In the Victorian era, the heyday of the camera obscura, these room-sized structures were built as tourist attractions along North American and European seacoasts and other scenic areas. But the natural optical law behind it has been known to humans since antiquity. Aristotle observed the phenomenon in ancient Greece, as did ancient Chinese philosophers and Islamic scholars. In the 13th century, the pinhole camera was used by astronomers to observe the sun without hurting the eyes, and it was the German astronomer Johannes Kepler who coined the term camera obscura, Latin for “dark chamber.” The first written description of the camera obscura was found in one of Leonardo da Vinci’s notebooks in 1502, along with hundreds of diagrams of the process. He and other Renaissance artists used the early image projection to study perspective and capture detail in their paintings.
As the technology advanced, the camera obscura’s popularity flourished. A lens was added to the hole to enable brighter and sharper images, and a mirror was used to reflect the inverted image so it appeared right-side up on a viewing platform. By the late 1800s, public cameras obscura were hot seaside attraction in Europe and the United States. They inevitably fell out of vogue, and today only a handful of these structures remain—as well as some newer cameras obscura built with a renewed interest in the antiquated process.
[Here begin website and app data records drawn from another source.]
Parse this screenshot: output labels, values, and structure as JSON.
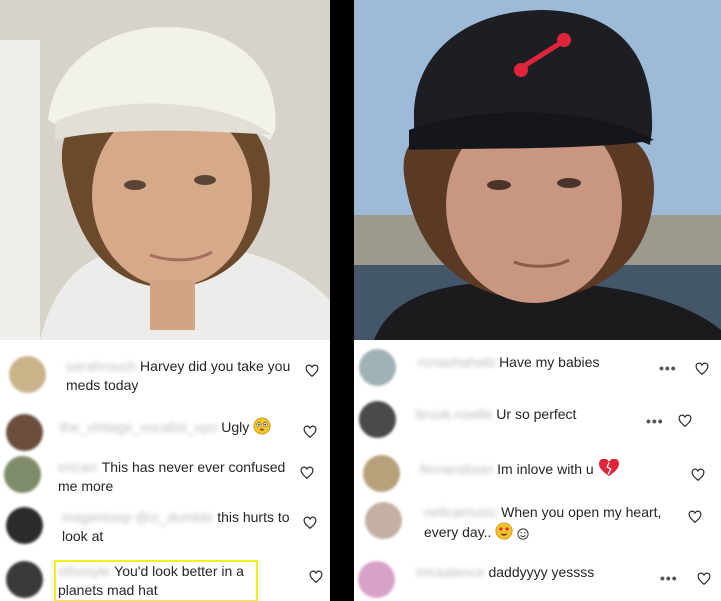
{
  "left": {
    "comments": [
      {
        "username": "sarahrouch",
        "text": "Harvey did you take you meds today",
        "avatar_color": "#c9b48a"
      },
      {
        "username": "the_vintage_vocalist_uyo",
        "text": "Ugly",
        "avatar_color": "#6b4f3c"
      },
      {
        "username": "ericarr",
        "text": "This has never ever confused me more",
        "avatar_color": "#7f8c6a"
      },
      {
        "username": "magentasp @iz_dumble",
        "text": "this hurts to look at",
        "avatar_color": "#2b2b2b"
      },
      {
        "username": "ethosyle",
        "text": "You'd look better in a planets mad hat",
        "avatar_color": "#3a3a3a"
      }
    ]
  },
  "right": {
    "comments": [
      {
        "username": "ronashahabi",
        "text": "Have my babies",
        "avatar_color": "#9fb2b5",
        "has_dots": true
      },
      {
        "username": "brook.noelle",
        "text": "Ur so perfect",
        "avatar_color": "#4a4a4a",
        "has_dots": true
      },
      {
        "username": "fernandisan",
        "text": "Im inlove with u",
        "avatar_color": "#b8a07a",
        "has_dots": false
      },
      {
        "username": "nellcamusic",
        "text": "When you open my heart, every day..",
        "avatar_color": "#c4b0a2",
        "has_dots": false
      },
      {
        "username": "imraalence",
        "text": "daddyyyy yessss",
        "avatar_color": "#d8a2c8",
        "has_dots": true
      }
    ]
  },
  "icons": {
    "heart": "heart-outline-icon",
    "more": "more-options-icon"
  },
  "colors": {
    "highlight": "#f5ef1a",
    "emoji_red": "#e0243a",
    "emoji_yellow": "#f7c52b"
  },
  "more_glyph": "•••"
}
Here are seven cameras obscura you can visit today to get a literal peek at the precursor to modern photography.